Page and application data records
════

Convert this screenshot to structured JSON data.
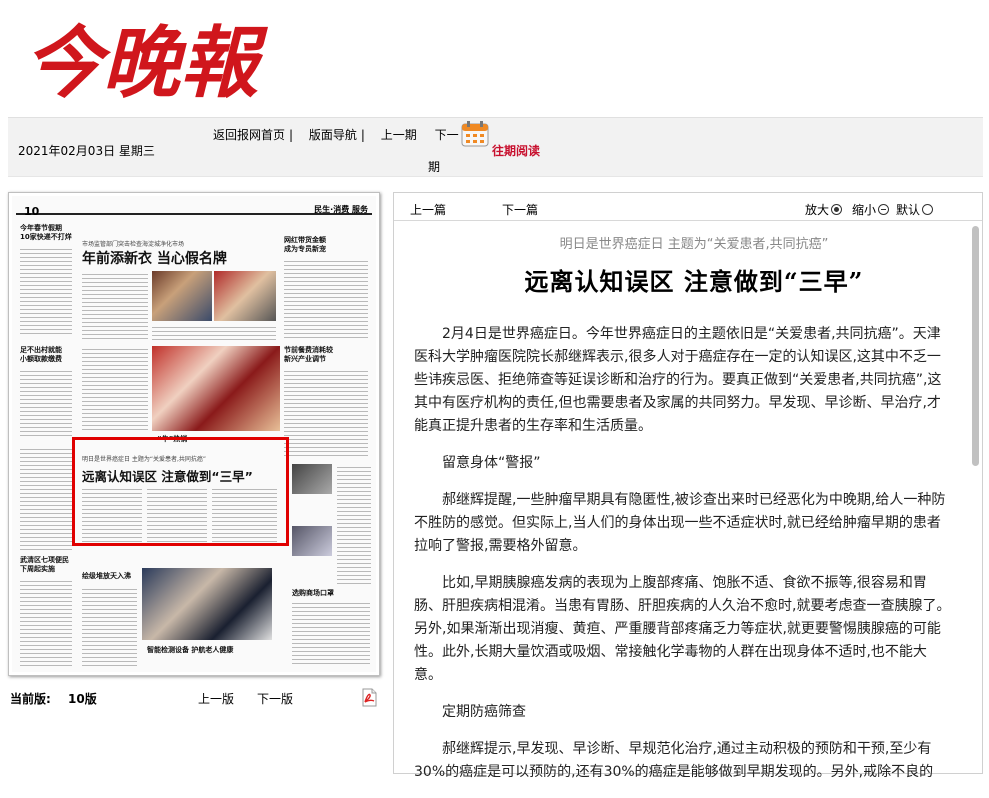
{
  "brand": {
    "logo_text": "今晚報",
    "logo_color": "#d0161c"
  },
  "topbar": {
    "date": "2021年02月03日 星期三",
    "nav": [
      "返回报网首页",
      "版面导航",
      "上一期",
      "下一期"
    ],
    "sep": "|",
    "past_read": "往期阅读",
    "next_issue_a": "下一",
    "next_issue_b": "期"
  },
  "thumbnail": {
    "page_num": "10",
    "section": "民生·消费 服务",
    "headline_1": "年前添新衣 当心假名牌",
    "kicker_1": "市场监管部门突击检查海淀城净化市场",
    "headline_2": "远离认知误区 注意做到“三早”",
    "kicker_2": "明日是世界癌症日 主题为“关爱患者,共同抗癌”",
    "side_1": "今年春节假期\n10家快递不打烊",
    "side_2": "足不出村就能\n小额取款缴费",
    "side_3": "武清区七项便民\n下周起实施",
    "side_4": "绘级堆放天入沸",
    "right_1": "网红带货金额\n成为专员新宠",
    "right_2": "节前餐费消耗较\n新兴产业调节",
    "right_3": "选购商场口罩",
    "caption_1": "“牛”热销",
    "caption_2": "智能检测设备 护航老人健康"
  },
  "bottom": {
    "current_label": "当前版:",
    "version": "10版",
    "prev": "上一版",
    "next": "下一版"
  },
  "toolbar": {
    "prev": "上一篇",
    "next": "下一篇",
    "zoom_in": "放大",
    "zoom_out": "缩小",
    "default": "默认"
  },
  "article": {
    "subtitle": "明日是世界癌症日 主题为“关爱患者,共同抗癌”",
    "title": "远离认知误区 注意做到“三早”",
    "paragraphs": [
      "2月4日是世界癌症日。今年世界癌症日的主题依旧是“关爱患者,共同抗癌”。天津医科大学肿瘤医院院长郝继辉表示,很多人对于癌症存在一定的认知误区,这其中不乏一些讳疾忌医、拒绝筛查等延误诊断和治疗的行为。要真正做到“关爱患者,共同抗癌”,这其中有医疗机构的责任,但也需要患者及家属的共同努力。早发现、早诊断、早治疗,才能真正提升患者的生存率和生活质量。",
      "留意身体“警报”",
      "郝继辉提醒,一些肿瘤早期具有隐匿性,被诊查出来时已经恶化为中晚期,给人一种防不胜防的感觉。但实际上,当人们的身体出现一些不适症状时,就已经给肿瘤早期的患者拉响了警报,需要格外留意。",
      "比如,早期胰腺癌发病的表现为上腹部疼痛、饱胀不适、食欲不振等,很容易和胃肠、肝胆疾病相混淆。当患有胃肠、肝胆疾病的人久治不愈时,就要考虑查一查胰腺了。另外,如果渐渐出现消瘦、黄疸、严重腰背部疼痛乏力等症状,就更要警惕胰腺癌的可能性。此外,长期大量饮酒或吸烟、常接触化学毒物的人群在出现身体不适时,也不能大意。",
      "定期防癌筛查",
      "郝继辉提示,早发现、早诊断、早规范化治疗,通过主动积极的预防和干预,至少有30%的癌症是可以预防的,还有30%的癌症是能够做到早期发现的。另外,戒除不良的"
    ]
  }
}
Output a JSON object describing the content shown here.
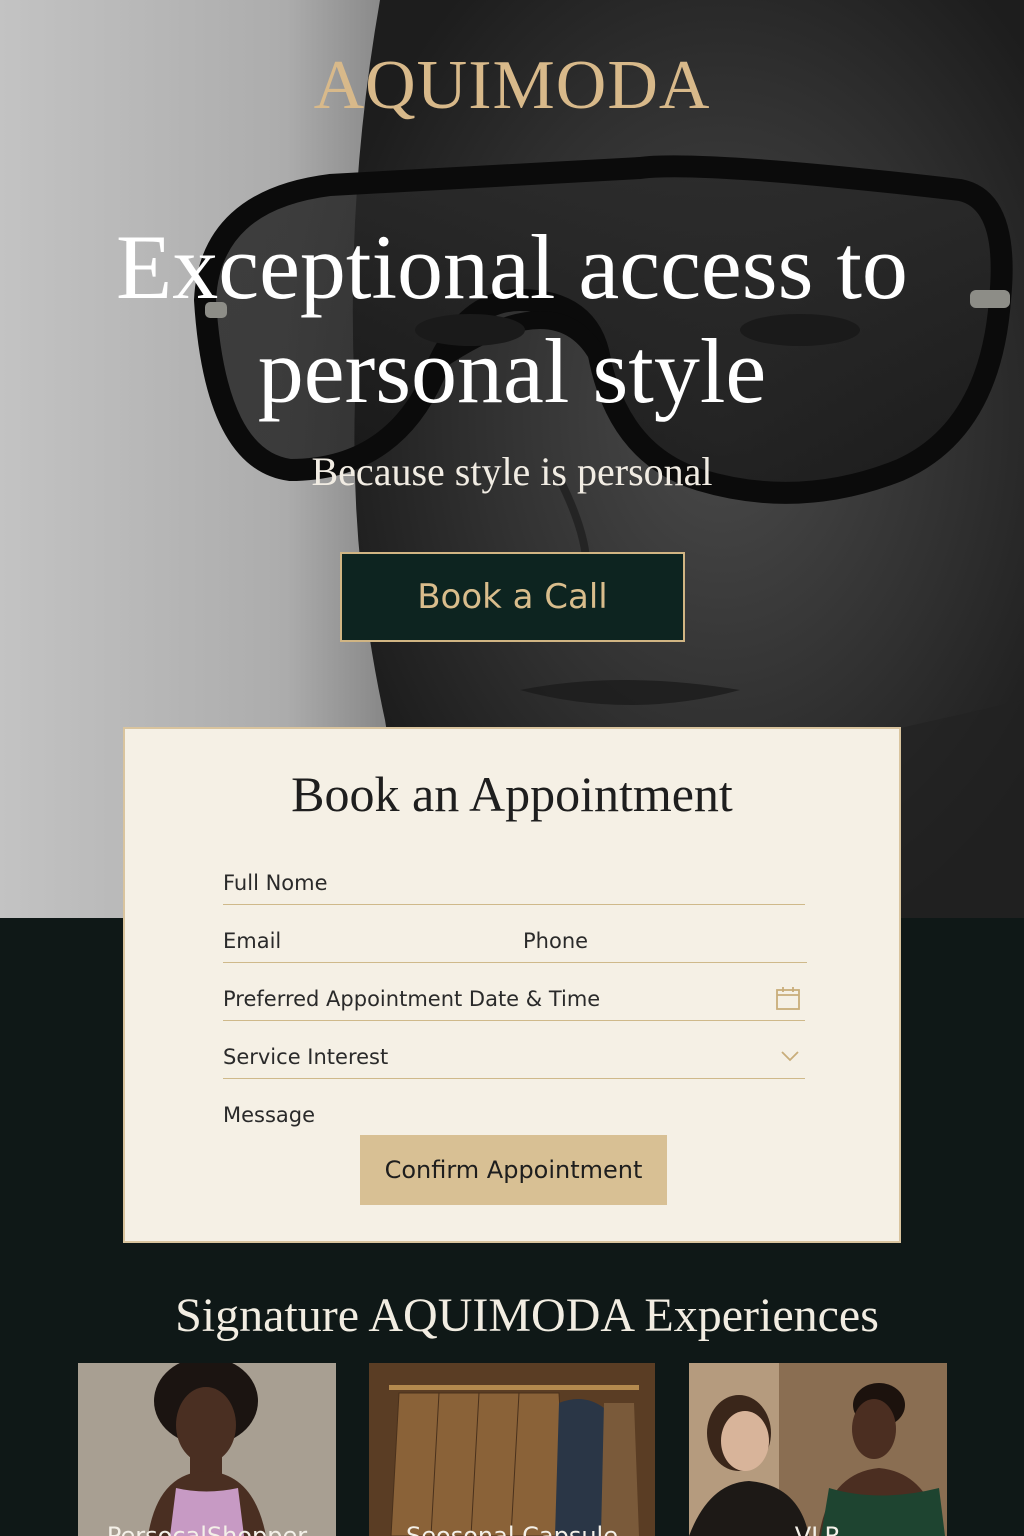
{
  "brand": {
    "name": "AQUIMODA"
  },
  "hero": {
    "headline": "Exceptional access to personal style",
    "subheadline": "Because style is personal",
    "cta_label": "Book a Call"
  },
  "form": {
    "title": "Book an Appointment",
    "fields": {
      "full_name": "Full Nome",
      "email": "Email",
      "phone": "Phone",
      "date_time": "Preferred Appointment Date & Time",
      "service": "Service Interest",
      "message": "Message"
    },
    "submit_label": "Confirm Appointment",
    "icons": {
      "date_time": "calendar-icon",
      "service": "chevron-down-icon"
    }
  },
  "experiences": {
    "title": "Signature AQUIMODA Experiences",
    "cards": [
      {
        "label": "PersocalShopper"
      },
      {
        "label": "Seosonal Capsule"
      },
      {
        "label": "VLR"
      }
    ]
  },
  "colors": {
    "gold": "#d8b98a",
    "dark_green": "#0d2420",
    "cream": "#f5f0e5",
    "page_dark": "#0f1817",
    "button_tan": "#d8c094"
  }
}
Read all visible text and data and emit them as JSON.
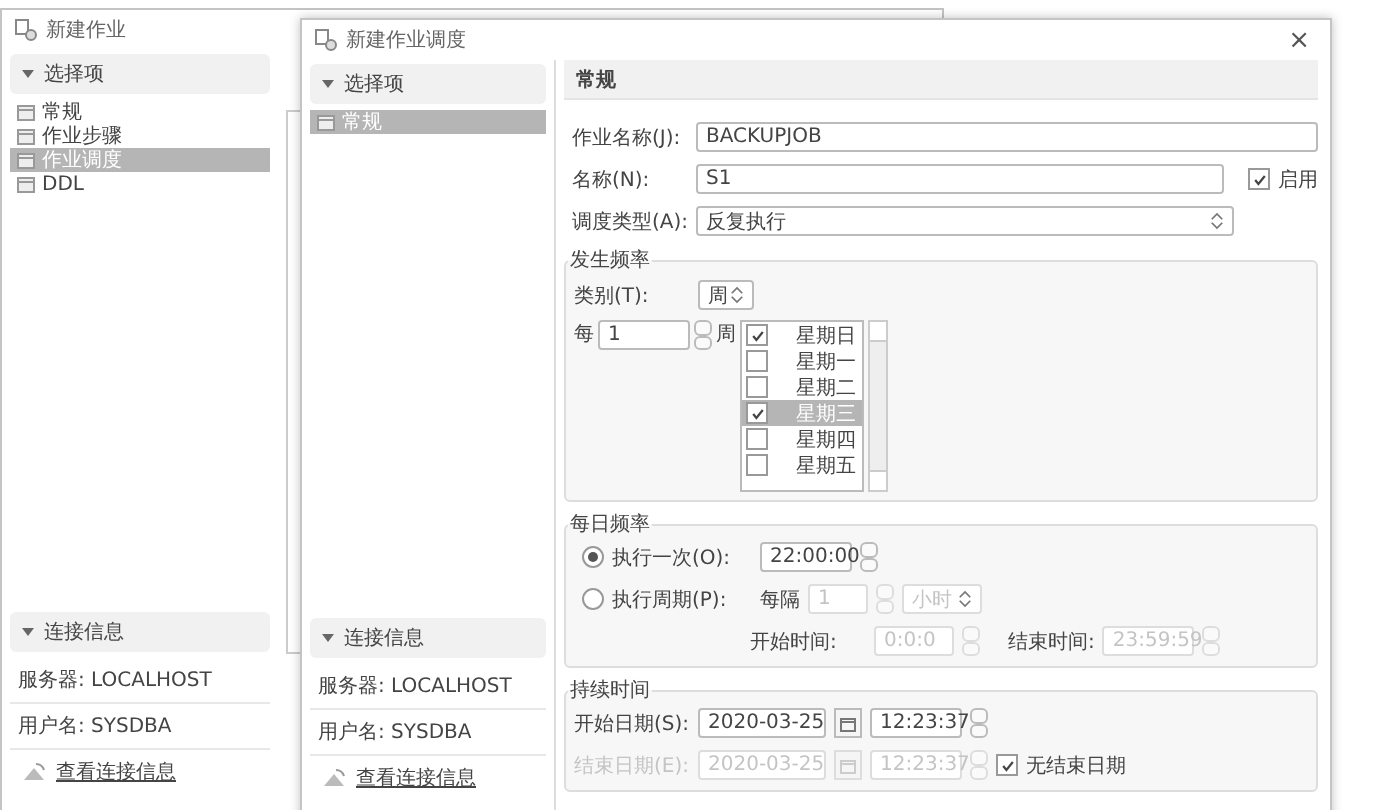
{
  "back_window": {
    "title": "新建作业",
    "sidebar": {
      "header": "选择项",
      "items": [
        {
          "label": "常规",
          "selected": false
        },
        {
          "label": "作业步骤",
          "selected": false
        },
        {
          "label": "作业调度",
          "selected": true
        },
        {
          "label": "DDL",
          "selected": false
        }
      ]
    },
    "connection": {
      "header": "连接信息",
      "server": "服务器: LOCALHOST",
      "user": "用户名: SYSDBA",
      "link": "查看连接信息"
    }
  },
  "dialog": {
    "title": "新建作业调度",
    "close": "×",
    "sidebar": {
      "header": "选择项",
      "items": [
        {
          "label": "常规",
          "selected": true
        }
      ]
    },
    "connection": {
      "header": "连接信息",
      "server": "服务器: LOCALHOST",
      "user": "用户名: SYSDBA",
      "link": "查看连接信息"
    },
    "section_title": "常规",
    "job_name": {
      "label": "作业名称(J):",
      "value": "BACKUPJOB"
    },
    "name": {
      "label": "名称(N):",
      "value": "S1"
    },
    "enabled": {
      "label": "启用",
      "checked": true
    },
    "schedule_type": {
      "label": "调度类型(A):",
      "value": "反复执行"
    },
    "frequency": {
      "title": "发生频率",
      "category": {
        "label": "类别(T):",
        "value": "周"
      },
      "every_label": "每",
      "every_value": "1",
      "unit": "周",
      "days": [
        {
          "label": "星期日",
          "checked": true,
          "selected": false
        },
        {
          "label": "星期一",
          "checked": false,
          "selected": false
        },
        {
          "label": "星期二",
          "checked": false,
          "selected": false
        },
        {
          "label": "星期三",
          "checked": true,
          "selected": true
        },
        {
          "label": "星期四",
          "checked": false,
          "selected": false
        },
        {
          "label": "星期五",
          "checked": false,
          "selected": false
        }
      ]
    },
    "daily": {
      "title": "每日频率",
      "once": {
        "label": "执行一次(O):",
        "selected": true,
        "time": "22:00:00"
      },
      "periodic": {
        "label": "执行周期(P):",
        "selected": false,
        "interval_label": "每隔",
        "interval": "1",
        "unit": "小时",
        "start_label": "开始时间:",
        "start": "0:0:0",
        "end_label": "结束时间:",
        "end": "23:59:59"
      }
    },
    "duration": {
      "title": "持续时间",
      "start": {
        "label": "开始日期(S):",
        "date": "2020-03-25",
        "time": "12:23:37"
      },
      "end": {
        "label": "结束日期(E):",
        "date": "2020-03-25",
        "time": "12:23:37"
      },
      "no_end": {
        "label": "无结束日期",
        "checked": true
      }
    }
  }
}
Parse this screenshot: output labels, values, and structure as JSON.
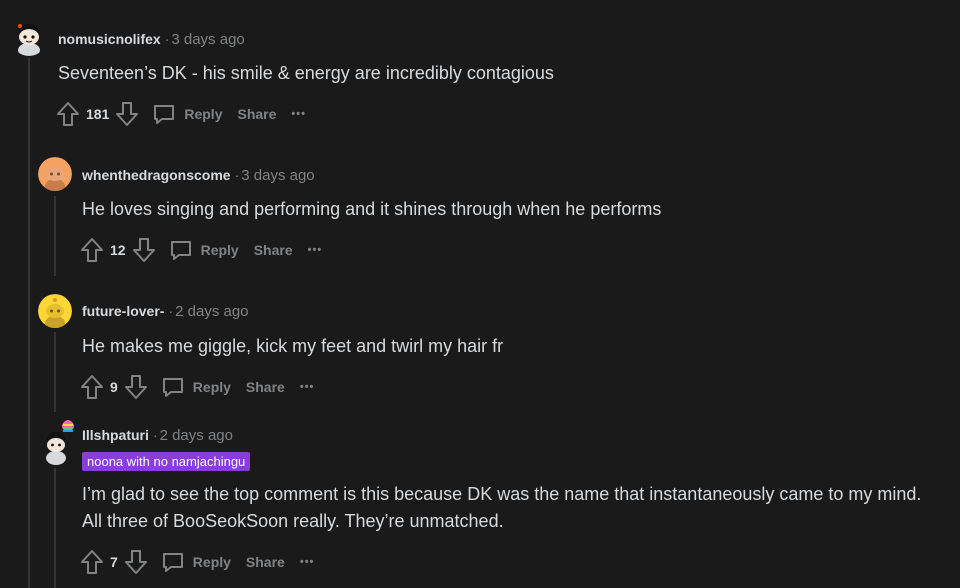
{
  "comments": [
    {
      "username": "nomusicnolifex",
      "time": "3 days ago",
      "text": "Seventeen’s DK - his smile & energy are incredibly contagious",
      "votes": "181",
      "reply_label": "Reply",
      "share_label": "Share",
      "more_label": "•••"
    },
    {
      "username": "whenthedragonscome",
      "time": "3 days ago",
      "text": "He loves singing and performing and it shines through when he performs",
      "votes": "12",
      "reply_label": "Reply",
      "share_label": "Share",
      "more_label": "•••"
    },
    {
      "username": "future-lover-",
      "time": "2 days ago",
      "text": "He makes me giggle, kick my feet and twirl my hair fr",
      "votes": "9",
      "reply_label": "Reply",
      "share_label": "Share",
      "more_label": "•••"
    },
    {
      "username": "Illshpaturi",
      "time": "2 days ago",
      "flair": "noona with no namjachingu",
      "text_line1": "I’m glad to see the top comment is this because DK was the name that instantaneously came to my mind.",
      "text_line2": "All three of BooSeokSoon really. They’re unmatched.",
      "votes": "7",
      "reply_label": "Reply",
      "share_label": "Share",
      "more_label": "•••"
    }
  ],
  "separator": "·",
  "colors": {
    "background": "#1a1a1b",
    "text": "#d7dadc",
    "muted": "#818384",
    "thread_line": "#343536",
    "flair_bg": "#8a3dd9"
  }
}
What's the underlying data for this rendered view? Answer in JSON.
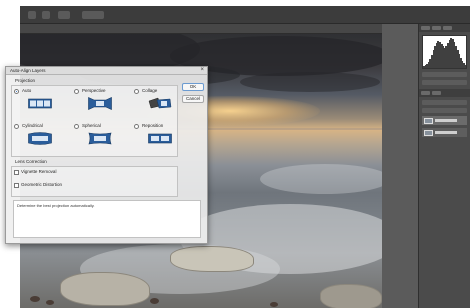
{
  "dialog": {
    "title": "Auto-Align Layers",
    "close_glyph": "×",
    "projection_label": "Projection",
    "options": [
      {
        "label": "Auto",
        "selected": true,
        "icon": "auto-projection-icon"
      },
      {
        "label": "Perspective",
        "selected": false,
        "icon": "perspective-projection-icon"
      },
      {
        "label": "Collage",
        "selected": false,
        "icon": "collage-projection-icon"
      },
      {
        "label": "Cylindrical",
        "selected": false,
        "icon": "cylindrical-projection-icon"
      },
      {
        "label": "Spherical",
        "selected": false,
        "icon": "spherical-projection-icon"
      },
      {
        "label": "Reposition",
        "selected": false,
        "icon": "reposition-projection-icon"
      }
    ],
    "ok_label": "OK",
    "cancel_label": "Cancel",
    "lens_label": "Lens Correction",
    "vignette_label": "Vignette Removal",
    "distortion_label": "Geometric Distortion",
    "message": "Determine the best projection automatically."
  },
  "colors": {
    "accent": "#1a5fb4",
    "dialog_bg": "#eeeeee",
    "app_bg": "#535353",
    "panel_bg": "#4b4b4b",
    "icon_blue": "#2a5d9b"
  }
}
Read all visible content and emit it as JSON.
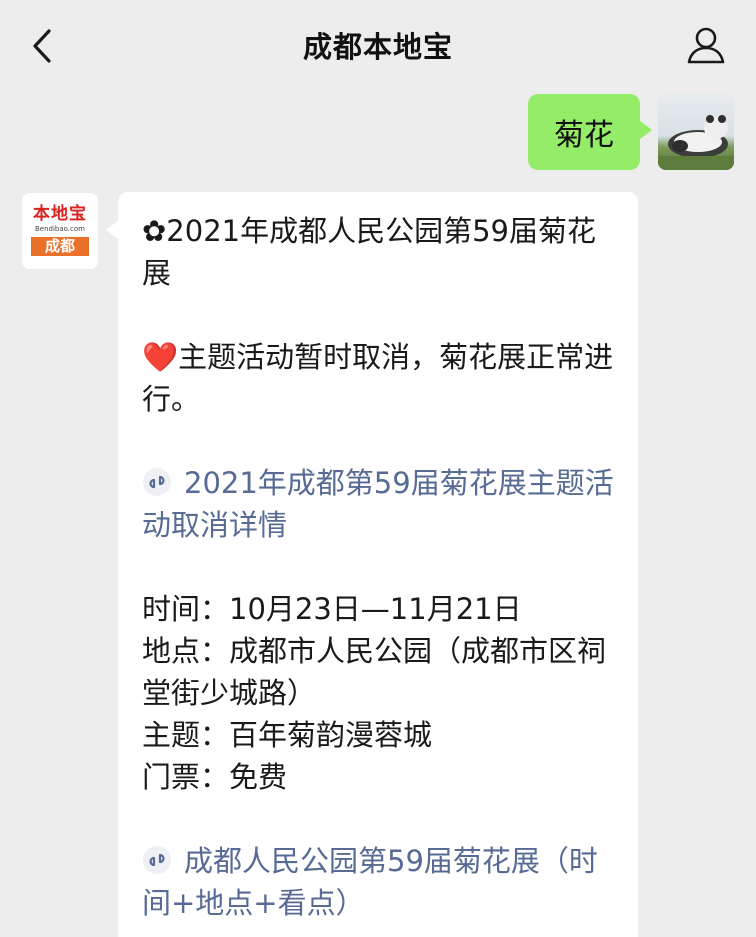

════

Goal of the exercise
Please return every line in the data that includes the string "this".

Solved exercise
Convert this screenshot to structured JSON data.
Parse this screenshot: output labels, values, and structure as JSON.
      "text_line1": "I’m glad to see the top comment is this because DK was the name that instantaneously came to my mind.",
What's the underlying data for this rendered view? Answer in JSON.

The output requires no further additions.